WORK TO BE COMPLETED — Restate all of the following data exactly, keeping any images out of the copy.

PROVIDED MATERIAL —
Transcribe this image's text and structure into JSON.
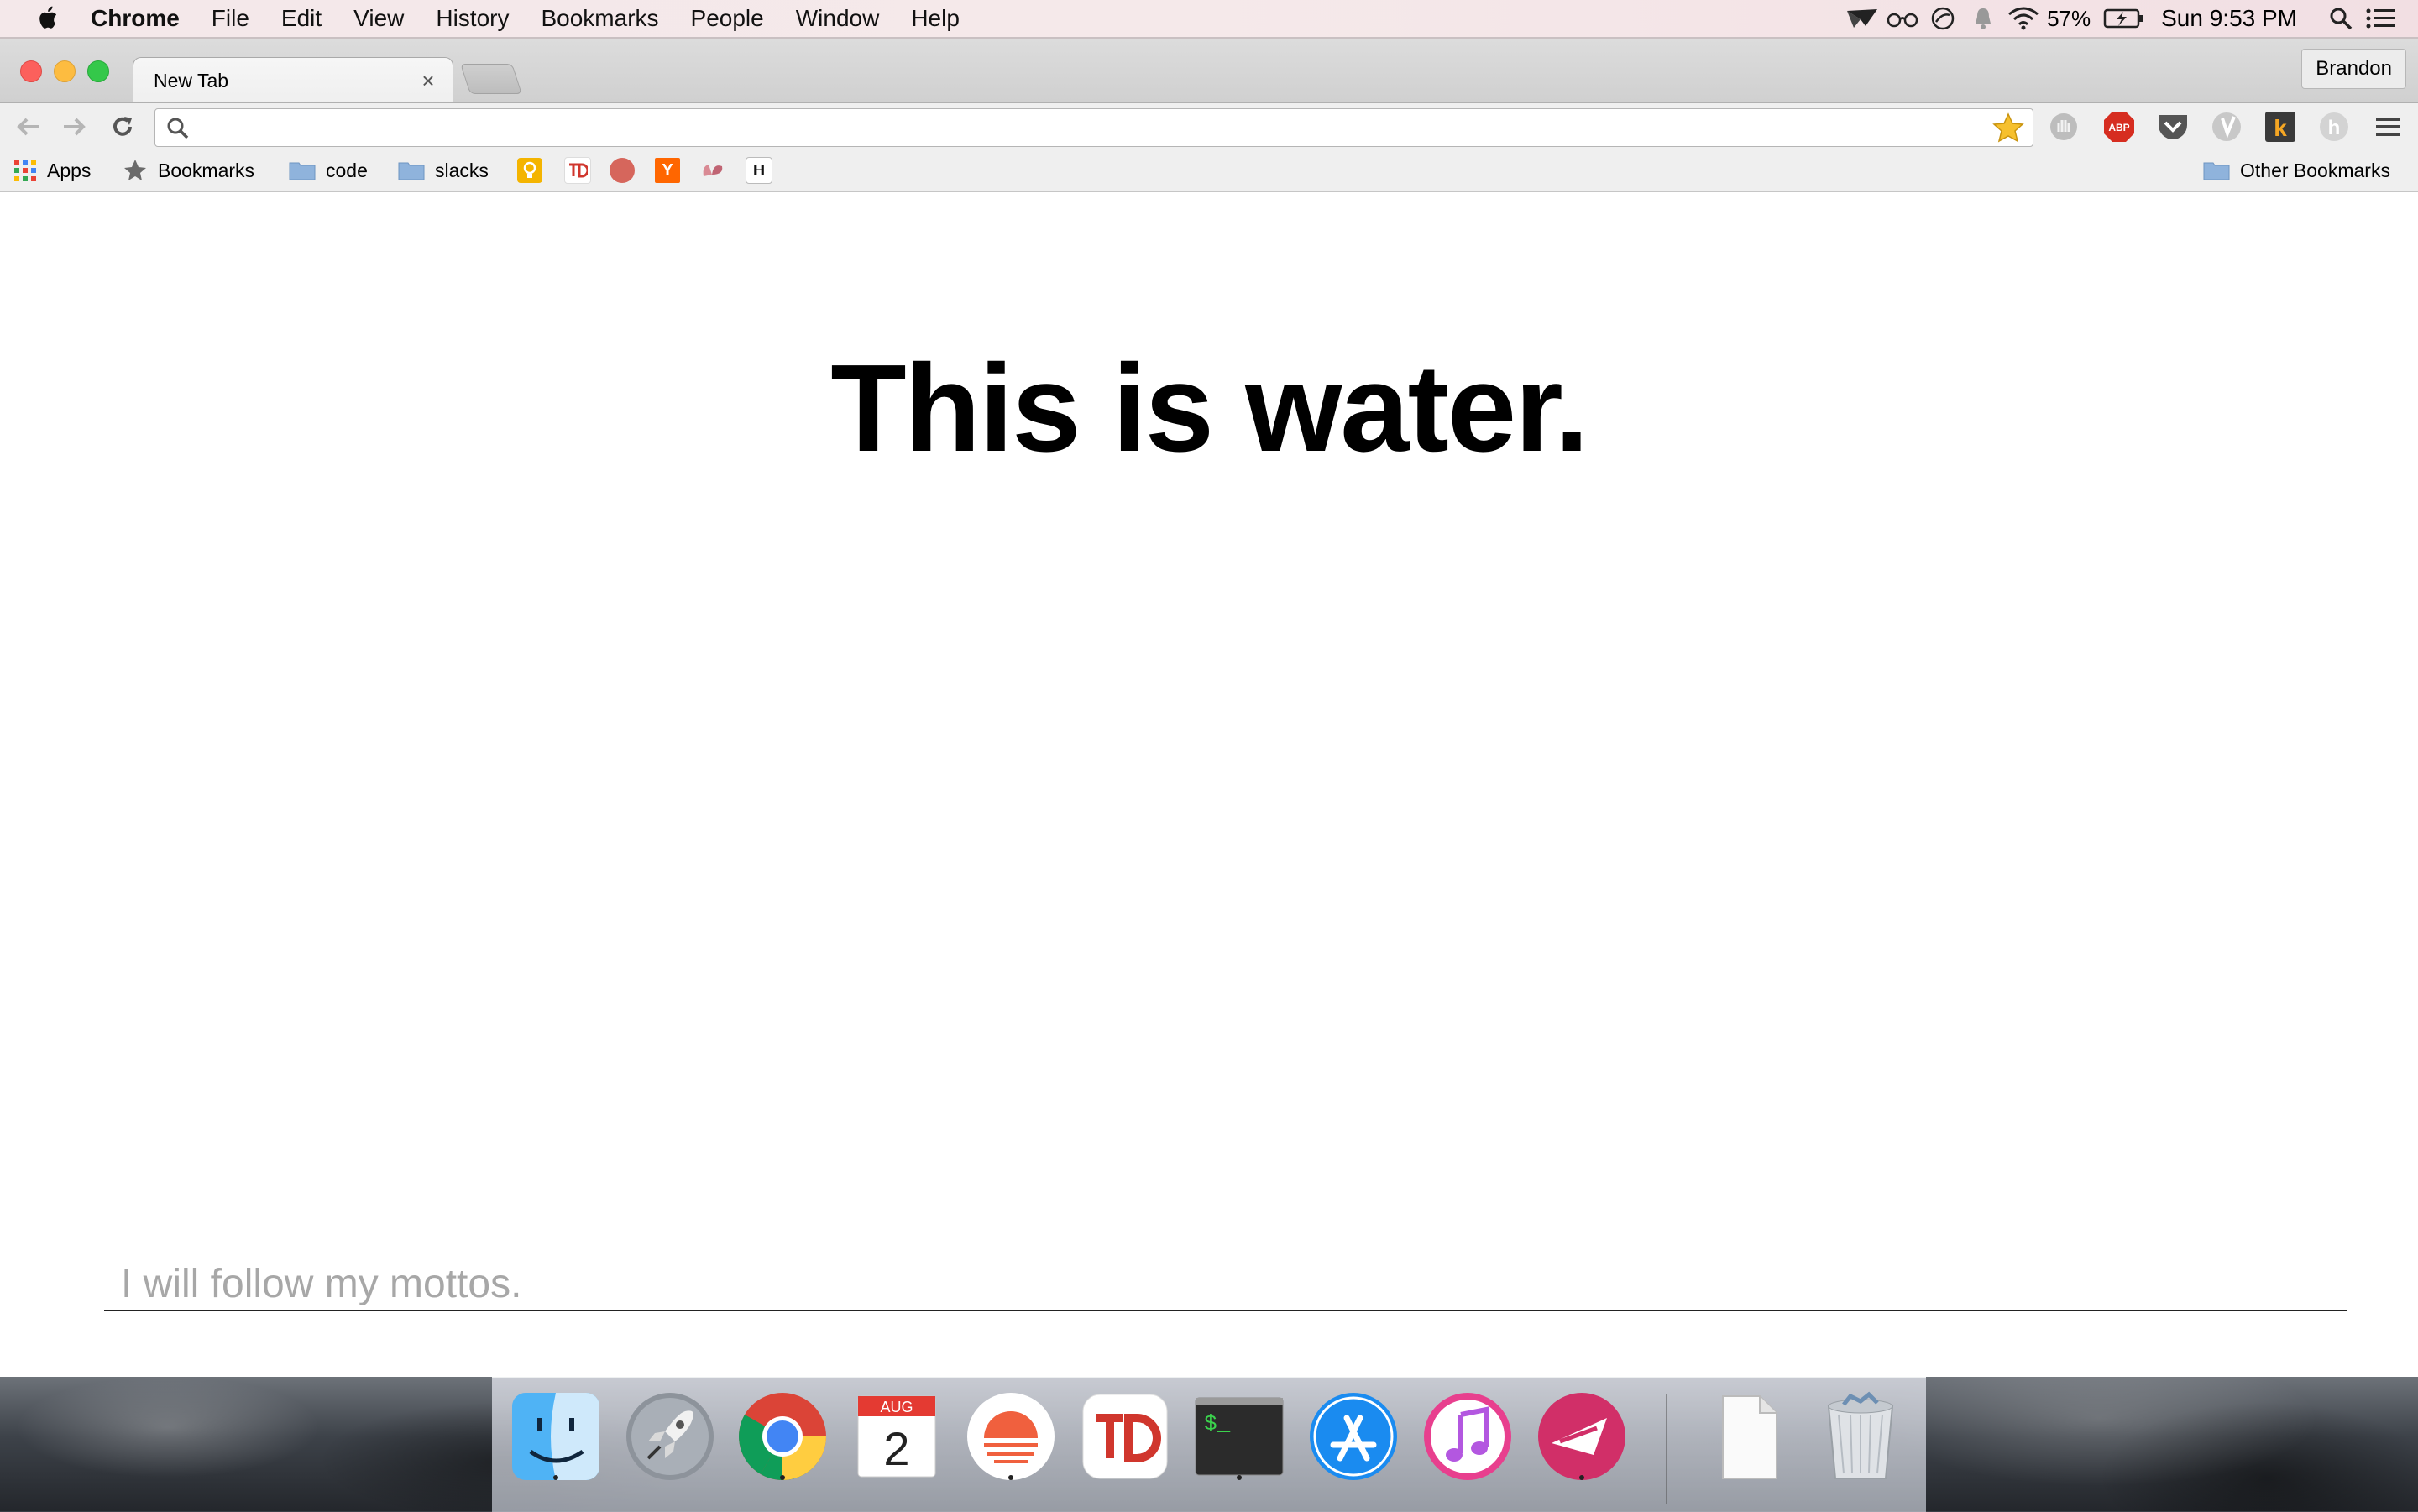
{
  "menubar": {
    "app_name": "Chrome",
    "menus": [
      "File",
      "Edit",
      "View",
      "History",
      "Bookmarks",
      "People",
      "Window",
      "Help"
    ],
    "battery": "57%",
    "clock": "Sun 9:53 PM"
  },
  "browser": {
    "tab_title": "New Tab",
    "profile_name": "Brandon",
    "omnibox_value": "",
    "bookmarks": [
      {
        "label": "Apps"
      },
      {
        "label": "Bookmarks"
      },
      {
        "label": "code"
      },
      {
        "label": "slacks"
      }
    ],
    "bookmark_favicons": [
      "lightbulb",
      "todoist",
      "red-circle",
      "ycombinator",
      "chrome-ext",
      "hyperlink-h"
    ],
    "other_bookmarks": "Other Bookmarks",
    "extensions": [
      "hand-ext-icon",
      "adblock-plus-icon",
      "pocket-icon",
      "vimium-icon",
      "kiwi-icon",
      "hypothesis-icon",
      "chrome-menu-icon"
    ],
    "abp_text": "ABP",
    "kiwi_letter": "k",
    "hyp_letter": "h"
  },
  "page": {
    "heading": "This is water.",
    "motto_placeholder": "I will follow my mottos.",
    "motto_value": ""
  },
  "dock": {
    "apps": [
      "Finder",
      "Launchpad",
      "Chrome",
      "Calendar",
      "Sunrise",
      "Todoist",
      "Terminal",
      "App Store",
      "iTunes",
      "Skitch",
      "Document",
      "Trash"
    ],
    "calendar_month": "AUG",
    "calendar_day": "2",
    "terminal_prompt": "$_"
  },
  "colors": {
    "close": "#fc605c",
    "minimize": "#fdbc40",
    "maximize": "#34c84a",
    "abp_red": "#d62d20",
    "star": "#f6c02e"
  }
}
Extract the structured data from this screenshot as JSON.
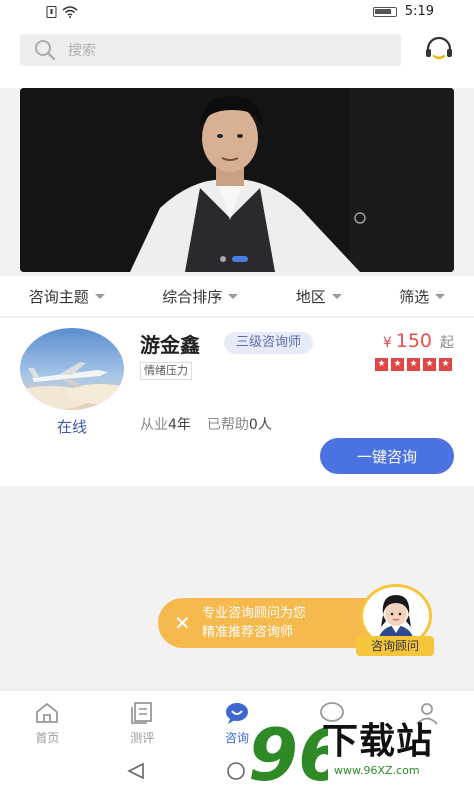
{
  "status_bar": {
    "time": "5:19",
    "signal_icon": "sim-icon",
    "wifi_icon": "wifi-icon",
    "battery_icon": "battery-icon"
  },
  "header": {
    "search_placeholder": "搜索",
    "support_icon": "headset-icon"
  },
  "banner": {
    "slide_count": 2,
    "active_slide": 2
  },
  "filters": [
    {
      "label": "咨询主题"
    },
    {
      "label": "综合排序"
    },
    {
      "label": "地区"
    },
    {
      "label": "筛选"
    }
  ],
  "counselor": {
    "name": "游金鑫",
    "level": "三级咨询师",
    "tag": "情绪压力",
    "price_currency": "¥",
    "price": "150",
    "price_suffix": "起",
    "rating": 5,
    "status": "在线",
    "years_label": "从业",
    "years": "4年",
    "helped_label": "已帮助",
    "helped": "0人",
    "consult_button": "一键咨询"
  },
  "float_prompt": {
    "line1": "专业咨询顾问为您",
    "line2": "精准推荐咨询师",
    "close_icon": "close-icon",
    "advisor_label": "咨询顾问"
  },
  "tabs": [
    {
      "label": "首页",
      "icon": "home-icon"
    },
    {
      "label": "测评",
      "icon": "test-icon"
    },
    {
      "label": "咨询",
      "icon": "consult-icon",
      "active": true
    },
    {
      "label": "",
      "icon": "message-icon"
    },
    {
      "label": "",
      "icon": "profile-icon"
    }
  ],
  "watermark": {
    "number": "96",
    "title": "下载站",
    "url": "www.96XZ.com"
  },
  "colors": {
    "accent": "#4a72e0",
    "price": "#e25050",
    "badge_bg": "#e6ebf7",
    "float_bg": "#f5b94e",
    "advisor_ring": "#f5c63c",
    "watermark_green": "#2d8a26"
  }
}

OUTPUT OF THE EXERCISE —
Transcribe this image's text and structure into JSON.
{
  "menubar": {
    "app_name": "Chrome",
    "menus": [
      "File",
      "Edit",
      "View",
      "History",
      "Bookmarks",
      "People",
      "Window",
      "Help"
    ],
    "battery": "57%",
    "clock": "Sun 9:53 PM"
  },
  "browser": {
    "tab_title": "New Tab",
    "profile_name": "Brandon",
    "omnibox_value": "",
    "bookmarks": [
      {
        "label": "Apps"
      },
      {
        "label": "Bookmarks"
      },
      {
        "label": "code"
      },
      {
        "label": "slacks"
      }
    ],
    "bookmark_favicons": [
      "lightbulb",
      "todoist",
      "red-circle",
      "ycombinator",
      "chrome-ext",
      "hyperlink-h"
    ],
    "other_bookmarks": "Other Bookmarks",
    "extensions": [
      "hand-ext-icon",
      "adblock-plus-icon",
      "pocket-icon",
      "vimium-icon",
      "kiwi-icon",
      "hypothesis-icon",
      "chrome-menu-icon"
    ],
    "abp_text": "ABP",
    "kiwi_letter": "k",
    "hyp_letter": "h"
  },
  "page": {
    "heading": "This is water.",
    "motto_placeholder": "I will follow my mottos.",
    "motto_value": ""
  },
  "dock": {
    "apps": [
      "Finder",
      "Launchpad",
      "Chrome",
      "Calendar",
      "Sunrise",
      "Todoist",
      "Terminal",
      "App Store",
      "iTunes",
      "Skitch",
      "Document",
      "Trash"
    ],
    "calendar_month": "AUG",
    "calendar_day": "2",
    "terminal_prompt": "$_"
  },
  "colors": {
    "close": "#fc605c",
    "minimize": "#fdbc40",
    "maximize": "#34c84a",
    "abp_red": "#d62d20",
    "star": "#f6c02e"
  }
}
Extract the structured data from this screenshot as JSON.
{
  "status_bar": {
    "time": "5:19",
    "signal_icon": "sim-icon",
    "wifi_icon": "wifi-icon",
    "battery_icon": "battery-icon"
  },
  "header": {
    "search_placeholder": "搜索",
    "support_icon": "headset-icon"
  },
  "banner": {
    "slide_count": 2,
    "active_slide": 2
  },
  "filters": [
    {
      "label": "咨询主题"
    },
    {
      "label": "综合排序"
    },
    {
      "label": "地区"
    },
    {
      "label": "筛选"
    }
  ],
  "counselor": {
    "name": "游金鑫",
    "level": "三级咨询师",
    "tag": "情绪压力",
    "price_currency": "¥",
    "price": "150",
    "price_suffix": "起",
    "rating": 5,
    "status": "在线",
    "years_label": "从业",
    "years": "4年",
    "helped_label": "已帮助",
    "helped": "0人",
    "consult_button": "一键咨询"
  },
  "float_prompt": {
    "line1": "专业咨询顾问为您",
    "line2": "精准推荐咨询师",
    "close_icon": "close-icon",
    "advisor_label": "咨询顾问"
  },
  "tabs": [
    {
      "label": "首页",
      "icon": "home-icon"
    },
    {
      "label": "测评",
      "icon": "test-icon"
    },
    {
      "label": "咨询",
      "icon": "consult-icon",
      "active": true
    },
    {
      "label": "",
      "icon": "message-icon"
    },
    {
      "label": "",
      "icon": "profile-icon"
    }
  ],
  "watermark": {
    "number": "96",
    "title": "下载站",
    "url": "www.96XZ.com"
  },
  "colors": {
    "accent": "#4a72e0",
    "price": "#e25050",
    "badge_bg": "#e6ebf7",
    "float_bg": "#f5b94e",
    "advisor_ring": "#f5c63c",
    "watermark_green": "#2d8a26"
  }
}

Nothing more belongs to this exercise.